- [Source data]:
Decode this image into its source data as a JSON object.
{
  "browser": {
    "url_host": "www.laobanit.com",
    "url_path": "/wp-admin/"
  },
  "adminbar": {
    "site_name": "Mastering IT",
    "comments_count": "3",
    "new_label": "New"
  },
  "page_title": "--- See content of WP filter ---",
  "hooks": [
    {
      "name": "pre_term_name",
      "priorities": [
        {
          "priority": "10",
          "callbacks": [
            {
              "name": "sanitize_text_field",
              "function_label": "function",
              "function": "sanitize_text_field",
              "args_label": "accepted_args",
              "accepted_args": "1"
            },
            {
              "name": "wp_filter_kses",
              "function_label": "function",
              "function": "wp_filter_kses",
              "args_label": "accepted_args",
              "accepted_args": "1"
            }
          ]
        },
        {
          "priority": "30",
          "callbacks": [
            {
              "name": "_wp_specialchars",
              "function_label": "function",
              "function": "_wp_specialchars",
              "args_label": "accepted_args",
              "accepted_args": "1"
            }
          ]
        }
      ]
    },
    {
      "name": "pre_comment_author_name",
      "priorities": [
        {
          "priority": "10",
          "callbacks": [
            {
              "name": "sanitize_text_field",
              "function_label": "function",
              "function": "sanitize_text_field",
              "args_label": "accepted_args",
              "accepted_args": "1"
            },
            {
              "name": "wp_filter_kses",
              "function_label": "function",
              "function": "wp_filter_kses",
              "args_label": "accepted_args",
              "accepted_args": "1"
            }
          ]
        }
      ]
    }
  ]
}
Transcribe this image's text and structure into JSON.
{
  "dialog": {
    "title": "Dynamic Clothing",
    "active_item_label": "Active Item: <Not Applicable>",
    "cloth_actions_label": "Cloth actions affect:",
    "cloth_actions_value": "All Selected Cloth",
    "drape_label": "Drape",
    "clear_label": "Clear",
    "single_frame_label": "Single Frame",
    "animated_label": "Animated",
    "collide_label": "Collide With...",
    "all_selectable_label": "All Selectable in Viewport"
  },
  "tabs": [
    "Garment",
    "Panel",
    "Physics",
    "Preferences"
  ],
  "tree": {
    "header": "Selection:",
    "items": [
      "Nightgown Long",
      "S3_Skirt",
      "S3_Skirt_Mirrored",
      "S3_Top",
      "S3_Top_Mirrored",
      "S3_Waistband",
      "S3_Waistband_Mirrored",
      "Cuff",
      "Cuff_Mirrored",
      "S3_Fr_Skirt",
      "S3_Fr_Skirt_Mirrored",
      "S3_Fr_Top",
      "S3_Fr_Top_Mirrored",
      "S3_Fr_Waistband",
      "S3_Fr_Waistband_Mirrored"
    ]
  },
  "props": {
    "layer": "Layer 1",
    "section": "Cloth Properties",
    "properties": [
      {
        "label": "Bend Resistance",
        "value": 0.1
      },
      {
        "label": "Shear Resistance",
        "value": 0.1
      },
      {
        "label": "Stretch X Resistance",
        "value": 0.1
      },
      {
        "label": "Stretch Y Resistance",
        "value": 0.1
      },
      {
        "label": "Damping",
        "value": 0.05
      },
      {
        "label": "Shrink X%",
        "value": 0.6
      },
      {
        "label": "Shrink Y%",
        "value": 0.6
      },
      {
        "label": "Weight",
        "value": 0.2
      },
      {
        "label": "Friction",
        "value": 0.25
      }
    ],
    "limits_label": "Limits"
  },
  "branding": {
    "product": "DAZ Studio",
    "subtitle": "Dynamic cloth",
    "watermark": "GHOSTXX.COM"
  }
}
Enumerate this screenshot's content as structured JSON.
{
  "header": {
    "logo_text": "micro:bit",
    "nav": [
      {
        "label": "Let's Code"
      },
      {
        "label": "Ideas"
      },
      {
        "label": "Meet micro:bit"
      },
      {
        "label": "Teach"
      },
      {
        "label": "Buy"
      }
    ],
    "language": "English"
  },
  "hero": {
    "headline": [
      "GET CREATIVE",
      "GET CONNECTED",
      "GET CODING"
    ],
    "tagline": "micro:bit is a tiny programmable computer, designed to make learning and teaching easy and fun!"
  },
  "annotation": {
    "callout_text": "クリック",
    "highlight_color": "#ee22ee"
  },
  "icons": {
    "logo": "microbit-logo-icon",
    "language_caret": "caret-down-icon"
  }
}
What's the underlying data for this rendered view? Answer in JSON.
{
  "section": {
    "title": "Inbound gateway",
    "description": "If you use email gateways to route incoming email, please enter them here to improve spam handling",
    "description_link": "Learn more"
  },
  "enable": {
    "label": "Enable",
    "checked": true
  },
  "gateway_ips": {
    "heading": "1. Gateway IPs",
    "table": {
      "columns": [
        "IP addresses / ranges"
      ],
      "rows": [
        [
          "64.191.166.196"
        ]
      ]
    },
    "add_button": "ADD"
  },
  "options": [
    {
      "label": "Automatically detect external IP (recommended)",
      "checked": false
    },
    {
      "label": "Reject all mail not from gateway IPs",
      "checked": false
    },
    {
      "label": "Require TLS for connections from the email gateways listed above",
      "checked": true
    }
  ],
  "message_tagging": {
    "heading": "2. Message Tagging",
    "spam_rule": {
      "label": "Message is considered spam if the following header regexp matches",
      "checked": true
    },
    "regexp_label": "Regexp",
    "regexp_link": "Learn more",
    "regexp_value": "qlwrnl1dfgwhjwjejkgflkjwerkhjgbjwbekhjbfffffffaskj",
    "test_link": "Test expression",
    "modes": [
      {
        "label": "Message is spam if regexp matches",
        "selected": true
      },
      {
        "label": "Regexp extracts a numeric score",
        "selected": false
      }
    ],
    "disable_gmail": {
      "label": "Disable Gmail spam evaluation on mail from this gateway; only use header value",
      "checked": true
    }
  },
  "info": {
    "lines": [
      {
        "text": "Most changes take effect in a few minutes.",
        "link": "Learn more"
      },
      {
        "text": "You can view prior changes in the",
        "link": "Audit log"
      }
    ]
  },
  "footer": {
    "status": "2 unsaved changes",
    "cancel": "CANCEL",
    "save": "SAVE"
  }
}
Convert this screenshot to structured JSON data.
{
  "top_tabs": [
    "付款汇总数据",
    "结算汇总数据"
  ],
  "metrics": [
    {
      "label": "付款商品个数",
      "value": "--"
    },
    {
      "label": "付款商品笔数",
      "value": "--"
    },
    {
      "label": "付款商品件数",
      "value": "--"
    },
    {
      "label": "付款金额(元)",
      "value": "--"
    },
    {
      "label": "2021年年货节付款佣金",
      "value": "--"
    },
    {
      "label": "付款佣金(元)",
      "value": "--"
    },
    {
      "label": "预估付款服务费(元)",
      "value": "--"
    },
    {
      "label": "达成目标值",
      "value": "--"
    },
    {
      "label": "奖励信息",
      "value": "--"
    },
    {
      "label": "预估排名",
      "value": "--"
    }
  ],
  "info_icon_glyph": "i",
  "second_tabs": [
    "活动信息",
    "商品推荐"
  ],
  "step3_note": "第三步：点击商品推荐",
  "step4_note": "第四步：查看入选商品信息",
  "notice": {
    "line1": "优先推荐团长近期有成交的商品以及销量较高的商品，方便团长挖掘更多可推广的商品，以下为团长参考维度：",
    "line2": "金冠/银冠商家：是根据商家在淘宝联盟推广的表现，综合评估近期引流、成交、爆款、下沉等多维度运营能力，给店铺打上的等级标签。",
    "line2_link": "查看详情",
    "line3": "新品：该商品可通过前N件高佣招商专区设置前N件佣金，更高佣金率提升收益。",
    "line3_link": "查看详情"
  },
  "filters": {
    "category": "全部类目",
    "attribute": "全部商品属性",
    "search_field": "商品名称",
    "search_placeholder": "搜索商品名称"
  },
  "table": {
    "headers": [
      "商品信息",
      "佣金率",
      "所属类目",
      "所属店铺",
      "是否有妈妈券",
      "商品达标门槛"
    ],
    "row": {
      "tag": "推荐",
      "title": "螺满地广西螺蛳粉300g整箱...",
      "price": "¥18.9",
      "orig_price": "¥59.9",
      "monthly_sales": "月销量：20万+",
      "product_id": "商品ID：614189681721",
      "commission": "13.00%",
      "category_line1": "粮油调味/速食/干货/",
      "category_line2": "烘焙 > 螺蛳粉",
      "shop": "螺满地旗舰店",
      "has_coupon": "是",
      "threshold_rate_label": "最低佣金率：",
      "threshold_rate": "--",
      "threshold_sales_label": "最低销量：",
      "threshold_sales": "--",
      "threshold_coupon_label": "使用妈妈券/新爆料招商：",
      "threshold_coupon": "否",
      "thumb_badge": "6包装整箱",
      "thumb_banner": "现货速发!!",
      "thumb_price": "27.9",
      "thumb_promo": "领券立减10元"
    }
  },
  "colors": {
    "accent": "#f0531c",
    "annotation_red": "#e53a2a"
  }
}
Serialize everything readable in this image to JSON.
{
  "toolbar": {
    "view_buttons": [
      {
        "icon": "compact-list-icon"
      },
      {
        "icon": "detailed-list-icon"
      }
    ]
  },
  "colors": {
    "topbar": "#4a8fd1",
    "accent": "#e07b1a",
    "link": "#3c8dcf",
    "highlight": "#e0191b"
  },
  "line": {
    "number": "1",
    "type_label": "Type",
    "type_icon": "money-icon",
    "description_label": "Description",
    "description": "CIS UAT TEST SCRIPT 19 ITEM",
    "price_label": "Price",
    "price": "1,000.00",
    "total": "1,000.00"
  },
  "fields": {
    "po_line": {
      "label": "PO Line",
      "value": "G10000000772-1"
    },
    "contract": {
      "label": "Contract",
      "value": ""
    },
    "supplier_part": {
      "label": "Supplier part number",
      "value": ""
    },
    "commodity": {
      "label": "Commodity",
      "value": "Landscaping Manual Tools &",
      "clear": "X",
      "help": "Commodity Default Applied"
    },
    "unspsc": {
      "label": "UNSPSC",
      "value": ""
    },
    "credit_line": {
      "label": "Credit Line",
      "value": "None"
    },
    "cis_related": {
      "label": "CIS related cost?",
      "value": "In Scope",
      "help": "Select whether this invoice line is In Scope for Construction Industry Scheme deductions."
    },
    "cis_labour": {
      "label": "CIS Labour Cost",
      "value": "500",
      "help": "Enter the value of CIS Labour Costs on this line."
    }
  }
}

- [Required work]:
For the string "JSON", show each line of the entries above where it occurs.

- [Finished task]:
Decode this image into its source data as a JSON object.
Transcribe this image's text and structure into JSON.
Enumerate this screenshot's content as structured JSON.
What's the underlying data for this rendered view? Answer in JSON.
Convert this screenshot to structured JSON data.
Serialize everything readable in this image to JSON.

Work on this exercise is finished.